WHAT THE TASK ASKS =
Report, as a bare number, how many lines in the data contain "Shared".

========

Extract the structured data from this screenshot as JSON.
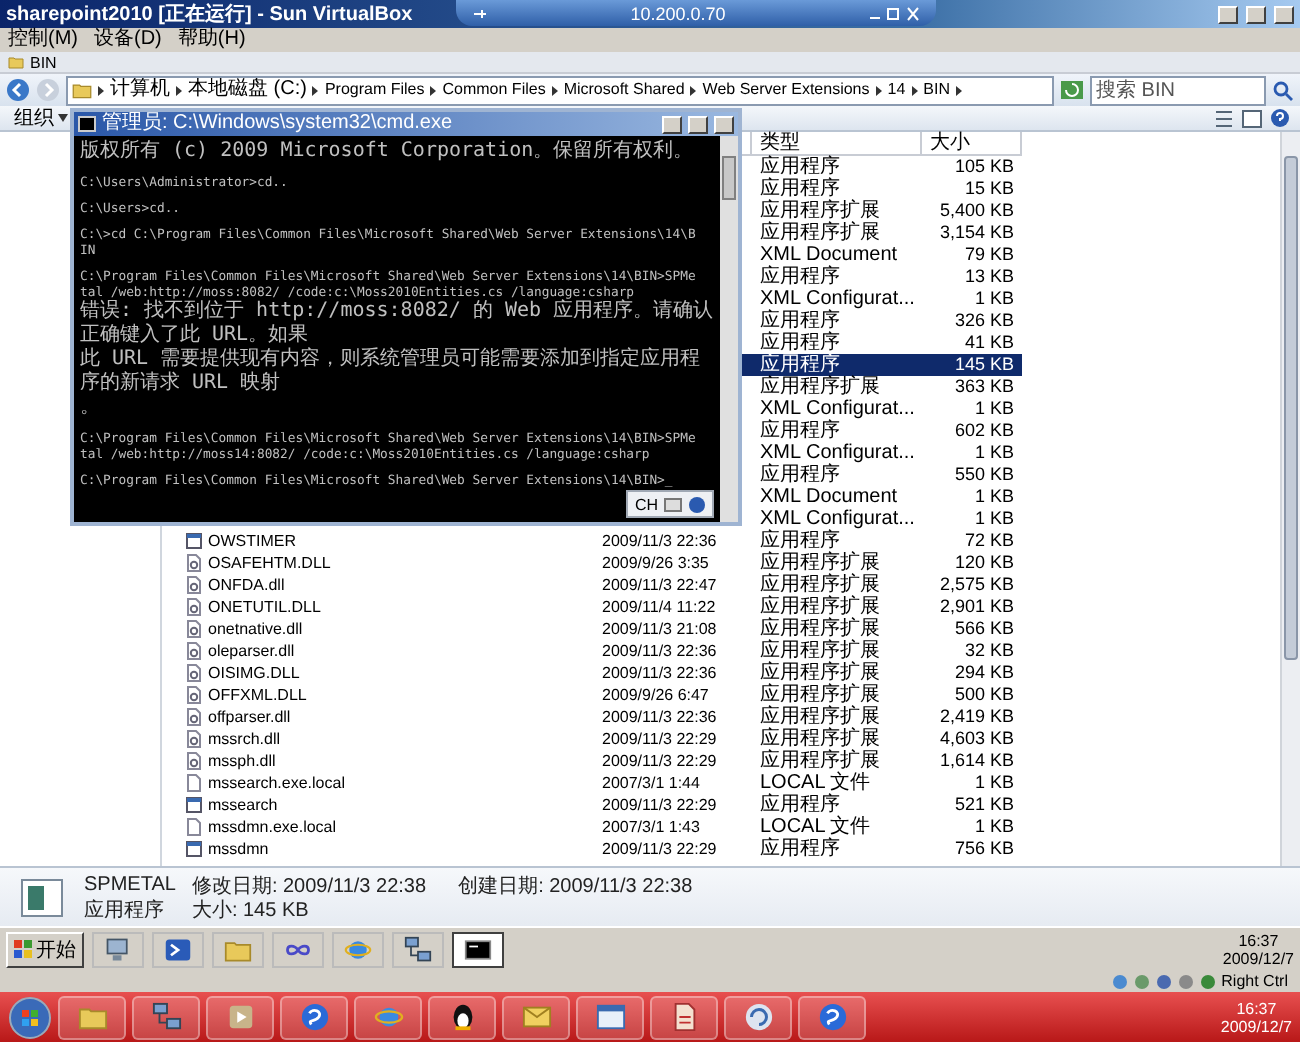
{
  "vm_window": {
    "title": "sharepoint2010 [正在运行] - Sun VirtualBox",
    "menu": [
      "控制(M)",
      "设备(D)",
      "帮助(H)"
    ]
  },
  "remote_bar": {
    "address": "10.200.0.70"
  },
  "explorer": {
    "title": "BIN",
    "breadcrumb": [
      {
        "label": "计算机",
        "kind": "system"
      },
      {
        "label": "本地磁盘 (C:)",
        "kind": "system"
      },
      {
        "label": "Program Files",
        "kind": "folder"
      },
      {
        "label": "Common Files",
        "kind": "folder"
      },
      {
        "label": "Microsoft Shared",
        "kind": "folder"
      },
      {
        "label": "Web Server Extensions",
        "kind": "folder"
      },
      {
        "label": "14",
        "kind": "folder"
      },
      {
        "label": "BIN",
        "kind": "folder"
      }
    ],
    "search": {
      "placeholder": "搜索 BIN"
    },
    "organize": "组织",
    "columns": [
      "类型",
      "大小"
    ],
    "rows": [
      {
        "type": "应用程序",
        "size": "105 KB",
        "selected": false
      },
      {
        "type": "应用程序",
        "size": "15 KB",
        "selected": false
      },
      {
        "type": "应用程序扩展",
        "size": "5,400 KB",
        "selected": false
      },
      {
        "type": "应用程序扩展",
        "size": "3,154 KB",
        "selected": false
      },
      {
        "type": "XML Document",
        "size": "79 KB",
        "selected": false
      },
      {
        "type": "应用程序",
        "size": "13 KB",
        "selected": false
      },
      {
        "type": "XML Configurat...",
        "size": "1 KB",
        "selected": false
      },
      {
        "type": "应用程序",
        "size": "326 KB",
        "selected": false
      },
      {
        "type": "应用程序",
        "size": "41 KB",
        "selected": false
      },
      {
        "type": "应用程序",
        "size": "145 KB",
        "selected": true
      },
      {
        "type": "应用程序扩展",
        "size": "363 KB",
        "selected": false
      },
      {
        "type": "XML Configurat...",
        "size": "1 KB",
        "selected": false
      },
      {
        "type": "应用程序",
        "size": "602 KB",
        "selected": false
      },
      {
        "type": "XML Configurat...",
        "size": "1 KB",
        "selected": false
      },
      {
        "type": "应用程序",
        "size": "550 KB",
        "selected": false
      },
      {
        "type": "XML Document",
        "size": "1 KB",
        "selected": false
      },
      {
        "type": "XML Configurat...",
        "size": "1 KB",
        "selected": false
      },
      {
        "name": "OWSTIMER",
        "kind": "exe",
        "date": "2009/11/3 22:36",
        "type": "应用程序",
        "size": "72 KB",
        "selected": false
      },
      {
        "name": "OSAFEHTM.DLL",
        "kind": "dll",
        "date": "2009/9/26 3:35",
        "type": "应用程序扩展",
        "size": "120 KB",
        "selected": false
      },
      {
        "name": "ONFDA.dll",
        "kind": "dll",
        "date": "2009/11/3 22:47",
        "type": "应用程序扩展",
        "size": "2,575 KB",
        "selected": false
      },
      {
        "name": "ONETUTIL.DLL",
        "kind": "dll",
        "date": "2009/11/4 11:22",
        "type": "应用程序扩展",
        "size": "2,901 KB",
        "selected": false
      },
      {
        "name": "onetnative.dll",
        "kind": "dll",
        "date": "2009/11/3 21:08",
        "type": "应用程序扩展",
        "size": "566 KB",
        "selected": false
      },
      {
        "name": "oleparser.dll",
        "kind": "dll",
        "date": "2009/11/3 22:36",
        "type": "应用程序扩展",
        "size": "32 KB",
        "selected": false
      },
      {
        "name": "OISIMG.DLL",
        "kind": "dll",
        "date": "2009/11/3 22:36",
        "type": "应用程序扩展",
        "size": "294 KB",
        "selected": false
      },
      {
        "name": "OFFXML.DLL",
        "kind": "dll",
        "date": "2009/9/26 6:47",
        "type": "应用程序扩展",
        "size": "500 KB",
        "selected": false
      },
      {
        "name": "offparser.dll",
        "kind": "dll",
        "date": "2009/11/3 22:36",
        "type": "应用程序扩展",
        "size": "2,419 KB",
        "selected": false
      },
      {
        "name": "mssrch.dll",
        "kind": "dll",
        "date": "2009/11/3 22:29",
        "type": "应用程序扩展",
        "size": "4,603 KB",
        "selected": false
      },
      {
        "name": "mssph.dll",
        "kind": "dll",
        "date": "2009/11/3 22:29",
        "type": "应用程序扩展",
        "size": "1,614 KB",
        "selected": false
      },
      {
        "name": "mssearch.exe.local",
        "kind": "file",
        "date": "2007/3/1 1:44",
        "type": "LOCAL 文件",
        "size": "1 KB",
        "selected": false
      },
      {
        "name": "mssearch",
        "kind": "exe",
        "date": "2009/11/3 22:29",
        "type": "应用程序",
        "size": "521 KB",
        "selected": false
      },
      {
        "name": "mssdmn.exe.local",
        "kind": "file",
        "date": "2007/3/1 1:43",
        "type": "LOCAL 文件",
        "size": "1 KB",
        "selected": false
      },
      {
        "name": "mssdmn",
        "kind": "exe",
        "date": "2009/11/3 22:29",
        "type": "应用程序",
        "size": "756 KB",
        "selected": false
      }
    ]
  },
  "details": {
    "name": "SPMETAL",
    "type": "应用程序",
    "fields": [
      {
        "label": "修改日期:",
        "value": "2009/11/3 22:38"
      },
      {
        "label": "创建日期:",
        "value": "2009/11/3 22:38"
      },
      {
        "label": "大小:",
        "value": "145 KB"
      }
    ]
  },
  "cmd": {
    "title": "管理员: C:\\Windows\\system32\\cmd.exe",
    "blocks": [
      {
        "lines": [
          {
            "kind": "output",
            "text": "版权所有 (c) 2009 Microsoft Corporation。保留所有权利。"
          }
        ]
      },
      {
        "lines": [
          {
            "kind": "prompt",
            "text": "C:\\Users\\Administrator>cd.."
          }
        ]
      },
      {
        "lines": [
          {
            "kind": "prompt",
            "text": "C:\\Users>cd.."
          }
        ]
      },
      {
        "lines": [
          {
            "kind": "prompt",
            "text": "C:\\>cd C:\\Program Files\\Common Files\\Microsoft Shared\\Web Server Extensions\\14\\B"
          },
          {
            "kind": "prompt",
            "text": "IN"
          }
        ]
      },
      {
        "lines": [
          {
            "kind": "prompt",
            "text": "C:\\Program Files\\Common Files\\Microsoft Shared\\Web Server Extensions\\14\\BIN>SPMe"
          },
          {
            "kind": "prompt",
            "text": "tal /web:http://moss:8082/ /code:c:\\Moss2010Entities.cs /language:csharp"
          },
          {
            "kind": "output",
            "text": "错误: 找不到位于 http://moss:8082/ 的 Web 应用程序。请确认正确键入了此 URL。如果"
          },
          {
            "kind": "output",
            "text": "此 URL 需要提供现有内容，则系统管理员可能需要添加到指定应用程序的新请求 URL 映射"
          },
          {
            "kind": "output",
            "text": "。"
          }
        ]
      },
      {
        "lines": [
          {
            "kind": "prompt",
            "text": "C:\\Program Files\\Common Files\\Microsoft Shared\\Web Server Extensions\\14\\BIN>SPMe"
          },
          {
            "kind": "prompt",
            "text": "tal /web:http://moss14:8082/ /code:c:\\Moss2010Entities.cs /language:csharp"
          }
        ]
      },
      {
        "lines": [
          {
            "kind": "prompt",
            "text": "C:\\Program Files\\Common Files\\Microsoft Shared\\Web Server Extensions\\14\\BIN>_"
          }
        ]
      }
    ],
    "ime": "CH"
  },
  "guest_taskbar": {
    "start": "开始",
    "tasks": [
      {
        "kind": "server",
        "selected": false
      },
      {
        "kind": "shell",
        "selected": false
      },
      {
        "kind": "folder",
        "selected": false
      },
      {
        "kind": "infinity",
        "selected": false
      },
      {
        "kind": "ie",
        "selected": false
      },
      {
        "kind": "network",
        "selected": false
      },
      {
        "kind": "console",
        "selected": true
      }
    ],
    "time": "16:37",
    "date": "2009/12/7"
  },
  "vbox_status": {
    "host_key": "Right Ctrl"
  },
  "host_taskbar": {
    "apps": [
      {
        "kind": "folder"
      },
      {
        "kind": "network"
      },
      {
        "kind": "media"
      },
      {
        "kind": "sphere"
      },
      {
        "kind": "ie"
      },
      {
        "kind": "penguin"
      },
      {
        "kind": "mail"
      },
      {
        "kind": "window"
      },
      {
        "kind": "document"
      },
      {
        "kind": "recycle"
      },
      {
        "kind": "sphere"
      }
    ],
    "time": "16:37",
    "date": "2009/12/7"
  }
}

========

EXERCISE RESPONSE =
5